+++ Task material +++

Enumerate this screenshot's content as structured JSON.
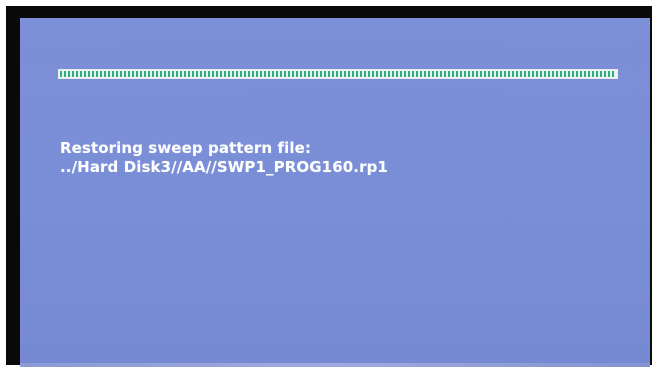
{
  "screen": {
    "background_color": "#7b8ed6"
  },
  "progress": {
    "fraction": 1.0,
    "fill_color": "#2fae83"
  },
  "status": {
    "line1": "Restoring sweep pattern file:",
    "line2": "../Hard Disk3//AA//SWP1_PROG160.rp1"
  }
}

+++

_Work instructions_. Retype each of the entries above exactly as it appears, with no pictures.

_Answer section_.
Enumerate this screenshot's content as structured JSON.
{
  "screen": {
    "background_color": "#7b8ed6"
  },
  "progress": {
    "fraction": 1.0,
    "fill_color": "#2fae83"
  },
  "status": {
    "line1": "Restoring sweep pattern file:",
    "line2": "../Hard Disk3//AA//SWP1_PROG160.rp1"
  }
}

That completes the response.